- **ENTRIES PROVIDED**:
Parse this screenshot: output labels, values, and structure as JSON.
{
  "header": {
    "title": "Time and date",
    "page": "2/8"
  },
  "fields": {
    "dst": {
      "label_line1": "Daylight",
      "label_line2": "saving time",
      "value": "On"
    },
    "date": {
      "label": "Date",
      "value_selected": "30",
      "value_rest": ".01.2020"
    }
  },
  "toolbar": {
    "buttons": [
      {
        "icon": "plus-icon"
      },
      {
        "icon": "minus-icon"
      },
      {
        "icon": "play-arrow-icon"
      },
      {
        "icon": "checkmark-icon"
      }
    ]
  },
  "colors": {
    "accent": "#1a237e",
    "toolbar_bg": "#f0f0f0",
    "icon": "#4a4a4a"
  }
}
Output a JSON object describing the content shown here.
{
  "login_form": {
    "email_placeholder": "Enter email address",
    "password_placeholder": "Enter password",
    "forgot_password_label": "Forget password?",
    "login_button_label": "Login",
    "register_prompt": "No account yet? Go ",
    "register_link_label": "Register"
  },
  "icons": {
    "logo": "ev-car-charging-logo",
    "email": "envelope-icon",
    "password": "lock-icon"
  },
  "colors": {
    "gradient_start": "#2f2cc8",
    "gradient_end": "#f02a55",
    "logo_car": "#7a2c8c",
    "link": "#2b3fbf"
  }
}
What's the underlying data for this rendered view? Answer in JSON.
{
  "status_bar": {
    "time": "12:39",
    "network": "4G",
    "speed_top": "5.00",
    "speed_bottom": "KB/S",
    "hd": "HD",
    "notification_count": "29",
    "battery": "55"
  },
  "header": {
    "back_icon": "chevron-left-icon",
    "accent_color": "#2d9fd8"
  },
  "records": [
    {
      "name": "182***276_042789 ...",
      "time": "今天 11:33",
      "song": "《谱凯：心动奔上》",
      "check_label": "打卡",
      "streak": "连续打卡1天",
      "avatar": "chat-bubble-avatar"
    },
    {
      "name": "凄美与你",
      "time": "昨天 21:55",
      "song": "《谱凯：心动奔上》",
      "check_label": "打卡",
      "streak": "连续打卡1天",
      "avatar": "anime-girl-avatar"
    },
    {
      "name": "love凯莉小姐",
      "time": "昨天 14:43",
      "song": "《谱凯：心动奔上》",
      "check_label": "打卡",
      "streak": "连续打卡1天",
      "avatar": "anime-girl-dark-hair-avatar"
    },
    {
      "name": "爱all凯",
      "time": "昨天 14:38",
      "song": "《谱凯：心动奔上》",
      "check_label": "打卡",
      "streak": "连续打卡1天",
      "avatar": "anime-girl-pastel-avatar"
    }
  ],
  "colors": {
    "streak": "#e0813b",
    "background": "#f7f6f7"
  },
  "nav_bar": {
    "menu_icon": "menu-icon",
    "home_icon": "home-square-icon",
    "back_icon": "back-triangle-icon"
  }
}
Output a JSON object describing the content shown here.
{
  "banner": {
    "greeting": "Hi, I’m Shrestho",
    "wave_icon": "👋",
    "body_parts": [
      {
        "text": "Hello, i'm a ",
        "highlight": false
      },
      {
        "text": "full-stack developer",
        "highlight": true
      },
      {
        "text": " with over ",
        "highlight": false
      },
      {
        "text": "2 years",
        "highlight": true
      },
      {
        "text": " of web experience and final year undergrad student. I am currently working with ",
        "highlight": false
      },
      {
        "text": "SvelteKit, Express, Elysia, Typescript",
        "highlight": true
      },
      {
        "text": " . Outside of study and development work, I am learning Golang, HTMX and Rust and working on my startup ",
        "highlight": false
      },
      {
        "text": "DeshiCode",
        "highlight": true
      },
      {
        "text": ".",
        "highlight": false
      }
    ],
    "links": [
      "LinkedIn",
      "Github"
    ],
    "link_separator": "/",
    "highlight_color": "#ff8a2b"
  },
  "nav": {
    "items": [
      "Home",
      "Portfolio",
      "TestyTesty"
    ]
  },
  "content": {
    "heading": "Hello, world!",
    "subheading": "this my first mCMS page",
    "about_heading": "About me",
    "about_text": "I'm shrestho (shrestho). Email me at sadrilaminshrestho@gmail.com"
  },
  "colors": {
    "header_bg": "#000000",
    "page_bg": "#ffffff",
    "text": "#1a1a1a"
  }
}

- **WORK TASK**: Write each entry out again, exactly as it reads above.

- **EXERCISE OUTPUT**:
Parse this screenshot: output labels, values, and structure as JSON.
{
  "header": {
    "title": "Time and date",
    "page": "2/8"
  },
  "fields": {
    "dst": {
      "label_line1": "Daylight",
      "label_line2": "saving time",
      "value": "On"
    },
    "date": {
      "label": "Date",
      "value_selected": "30",
      "value_rest": ".01.2020"
    }
  },
  "toolbar": {
    "buttons": [
      {
        "icon": "plus-icon"
      },
      {
        "icon": "minus-icon"
      },
      {
        "icon": "play-arrow-icon"
      },
      {
        "icon": "checkmark-icon"
      }
    ]
  },
  "colors": {
    "accent": "#1a237e",
    "toolbar_bg": "#f0f0f0",
    "icon": "#4a4a4a"
  }
}
Output a JSON object describing the content shown here.
{
  "login_form": {
    "email_placeholder": "Enter email address",
    "password_placeholder": "Enter password",
    "forgot_password_label": "Forget password?",
    "login_button_label": "Login",
    "register_prompt": "No account yet? Go ",
    "register_link_label": "Register"
  },
  "icons": {
    "logo": "ev-car-charging-logo",
    "email": "envelope-icon",
    "password": "lock-icon"
  },
  "colors": {
    "gradient_start": "#2f2cc8",
    "gradient_end": "#f02a55",
    "logo_car": "#7a2c8c",
    "link": "#2b3fbf"
  }
}
What's the underlying data for this rendered view? Answer in JSON.
{
  "status_bar": {
    "time": "12:39",
    "network": "4G",
    "speed_top": "5.00",
    "speed_bottom": "KB/S",
    "hd": "HD",
    "notification_count": "29",
    "battery": "55"
  },
  "header": {
    "back_icon": "chevron-left-icon",
    "accent_color": "#2d9fd8"
  },
  "records": [
    {
      "name": "182***276_042789 ...",
      "time": "今天 11:33",
      "song": "《谱凯：心动奔上》",
      "check_label": "打卡",
      "streak": "连续打卡1天",
      "avatar": "chat-bubble-avatar"
    },
    {
      "name": "凄美与你",
      "time": "昨天 21:55",
      "song": "《谱凯：心动奔上》",
      "check_label": "打卡",
      "streak": "连续打卡1天",
      "avatar": "anime-girl-avatar"
    },
    {
      "name": "love凯莉小姐",
      "time": "昨天 14:43",
      "song": "《谱凯：心动奔上》",
      "check_label": "打卡",
      "streak": "连续打卡1天",
      "avatar": "anime-girl-dark-hair-avatar"
    },
    {
      "name": "爱all凯",
      "time": "昨天 14:38",
      "song": "《谱凯：心动奔上》",
      "check_label": "打卡",
      "streak": "连续打卡1天",
      "avatar": "anime-girl-pastel-avatar"
    }
  ],
  "colors": {
    "streak": "#e0813b",
    "background": "#f7f6f7"
  },
  "nav_bar": {
    "menu_icon": "menu-icon",
    "home_icon": "home-square-icon",
    "back_icon": "back-triangle-icon"
  }
}
Output a JSON object describing the content shown here.
{
  "banner": {
    "greeting": "Hi, I’m Shrestho",
    "wave_icon": "👋",
    "body_parts": [
      {
        "text": "Hello, i'm a ",
        "highlight": false
      },
      {
        "text": "full-stack developer",
        "highlight": true
      },
      {
        "text": " with over ",
        "highlight": false
      },
      {
        "text": "2 years",
        "highlight": true
      },
      {
        "text": " of web experience and final year undergrad student. I am currently working with ",
        "highlight": false
      },
      {
        "text": "SvelteKit, Express, Elysia, Typescript",
        "highlight": true
      },
      {
        "text": " . Outside of study and development work, I am learning Golang, HTMX and Rust and working on my startup ",
        "highlight": false
      },
      {
        "text": "DeshiCode",
        "highlight": true
      },
      {
        "text": ".",
        "highlight": false
      }
    ],
    "links": [
      "LinkedIn",
      "Github"
    ],
    "link_separator": "/",
    "highlight_color": "#ff8a2b"
  },
  "nav": {
    "items": [
      "Home",
      "Portfolio",
      "TestyTesty"
    ]
  },
  "content": {
    "heading": "Hello, world!",
    "subheading": "this my first mCMS page",
    "about_heading": "About me",
    "about_text": "I'm shrestho (shrestho). Email me at sadrilaminshrestho@gmail.com"
  },
  "colors": {
    "header_bg": "#000000",
    "page_bg": "#ffffff",
    "text": "#1a1a1a"
  }
}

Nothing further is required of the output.